#### [Task statement]
Copy each line below containing "saved".
═════ Material shown ═════
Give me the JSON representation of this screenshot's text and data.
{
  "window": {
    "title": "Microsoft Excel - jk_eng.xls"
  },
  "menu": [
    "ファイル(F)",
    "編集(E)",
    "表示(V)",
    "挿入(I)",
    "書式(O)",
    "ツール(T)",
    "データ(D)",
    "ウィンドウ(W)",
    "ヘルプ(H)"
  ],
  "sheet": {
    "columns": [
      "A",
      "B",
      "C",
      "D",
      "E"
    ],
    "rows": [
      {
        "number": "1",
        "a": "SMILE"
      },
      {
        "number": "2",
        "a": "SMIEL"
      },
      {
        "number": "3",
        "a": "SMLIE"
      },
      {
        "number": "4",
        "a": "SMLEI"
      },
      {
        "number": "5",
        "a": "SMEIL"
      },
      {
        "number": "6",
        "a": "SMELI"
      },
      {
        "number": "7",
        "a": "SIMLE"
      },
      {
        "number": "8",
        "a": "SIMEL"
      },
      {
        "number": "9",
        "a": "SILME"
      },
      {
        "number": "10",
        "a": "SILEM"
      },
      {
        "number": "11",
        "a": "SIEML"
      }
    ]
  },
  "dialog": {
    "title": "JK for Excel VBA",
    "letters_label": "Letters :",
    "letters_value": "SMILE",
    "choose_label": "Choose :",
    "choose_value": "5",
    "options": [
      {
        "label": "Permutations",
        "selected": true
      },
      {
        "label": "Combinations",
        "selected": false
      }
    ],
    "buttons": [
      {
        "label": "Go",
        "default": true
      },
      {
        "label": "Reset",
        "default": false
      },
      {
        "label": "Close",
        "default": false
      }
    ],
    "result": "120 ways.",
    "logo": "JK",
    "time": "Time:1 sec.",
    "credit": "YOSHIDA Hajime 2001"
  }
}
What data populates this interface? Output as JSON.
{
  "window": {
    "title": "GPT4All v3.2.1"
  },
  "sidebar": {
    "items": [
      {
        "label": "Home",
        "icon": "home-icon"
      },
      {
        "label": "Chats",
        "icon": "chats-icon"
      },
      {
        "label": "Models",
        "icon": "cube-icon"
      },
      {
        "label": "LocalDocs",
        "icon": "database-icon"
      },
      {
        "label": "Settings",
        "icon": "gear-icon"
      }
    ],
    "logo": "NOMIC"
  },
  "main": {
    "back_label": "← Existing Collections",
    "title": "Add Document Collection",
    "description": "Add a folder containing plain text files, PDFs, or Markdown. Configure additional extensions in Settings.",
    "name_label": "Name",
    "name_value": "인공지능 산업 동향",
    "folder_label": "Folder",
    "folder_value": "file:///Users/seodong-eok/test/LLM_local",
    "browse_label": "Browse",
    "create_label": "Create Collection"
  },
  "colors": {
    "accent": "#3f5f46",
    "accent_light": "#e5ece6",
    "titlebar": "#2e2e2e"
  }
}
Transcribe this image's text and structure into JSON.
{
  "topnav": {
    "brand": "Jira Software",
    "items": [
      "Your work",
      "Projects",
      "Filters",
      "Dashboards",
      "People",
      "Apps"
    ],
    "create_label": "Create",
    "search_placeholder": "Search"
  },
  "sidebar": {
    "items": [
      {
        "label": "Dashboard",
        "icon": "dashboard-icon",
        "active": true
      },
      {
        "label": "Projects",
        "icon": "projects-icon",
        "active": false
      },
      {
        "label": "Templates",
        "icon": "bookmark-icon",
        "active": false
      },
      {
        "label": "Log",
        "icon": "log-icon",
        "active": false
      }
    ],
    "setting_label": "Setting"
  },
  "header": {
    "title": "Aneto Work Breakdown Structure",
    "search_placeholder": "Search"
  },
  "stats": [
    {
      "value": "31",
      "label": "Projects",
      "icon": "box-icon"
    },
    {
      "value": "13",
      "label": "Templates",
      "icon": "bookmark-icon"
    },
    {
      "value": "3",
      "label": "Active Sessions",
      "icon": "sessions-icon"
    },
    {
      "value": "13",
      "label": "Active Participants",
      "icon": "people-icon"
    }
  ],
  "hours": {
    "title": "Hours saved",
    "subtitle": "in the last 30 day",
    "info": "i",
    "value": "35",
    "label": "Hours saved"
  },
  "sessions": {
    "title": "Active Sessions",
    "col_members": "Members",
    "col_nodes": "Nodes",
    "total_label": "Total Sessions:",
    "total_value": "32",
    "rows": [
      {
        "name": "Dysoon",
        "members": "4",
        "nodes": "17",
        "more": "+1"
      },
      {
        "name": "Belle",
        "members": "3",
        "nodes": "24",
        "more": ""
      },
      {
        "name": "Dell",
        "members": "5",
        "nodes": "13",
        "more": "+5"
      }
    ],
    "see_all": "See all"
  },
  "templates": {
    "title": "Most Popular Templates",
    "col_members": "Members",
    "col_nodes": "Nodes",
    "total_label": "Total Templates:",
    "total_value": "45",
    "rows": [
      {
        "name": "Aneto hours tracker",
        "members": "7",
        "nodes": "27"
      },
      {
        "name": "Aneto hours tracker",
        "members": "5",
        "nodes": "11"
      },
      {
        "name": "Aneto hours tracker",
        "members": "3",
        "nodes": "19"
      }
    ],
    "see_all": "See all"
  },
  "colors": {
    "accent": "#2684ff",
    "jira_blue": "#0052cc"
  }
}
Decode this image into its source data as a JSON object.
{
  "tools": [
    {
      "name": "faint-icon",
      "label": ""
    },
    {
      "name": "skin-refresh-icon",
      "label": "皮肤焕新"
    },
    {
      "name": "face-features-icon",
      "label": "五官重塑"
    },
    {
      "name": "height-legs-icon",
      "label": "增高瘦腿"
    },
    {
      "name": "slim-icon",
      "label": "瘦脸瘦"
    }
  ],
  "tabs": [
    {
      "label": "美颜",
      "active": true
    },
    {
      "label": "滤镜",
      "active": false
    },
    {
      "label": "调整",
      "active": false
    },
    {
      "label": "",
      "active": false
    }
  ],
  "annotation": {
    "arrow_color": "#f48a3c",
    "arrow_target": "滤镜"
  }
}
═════
#### [Output of the task]
    "title": "Hours saved",
    "label": "Hours saved"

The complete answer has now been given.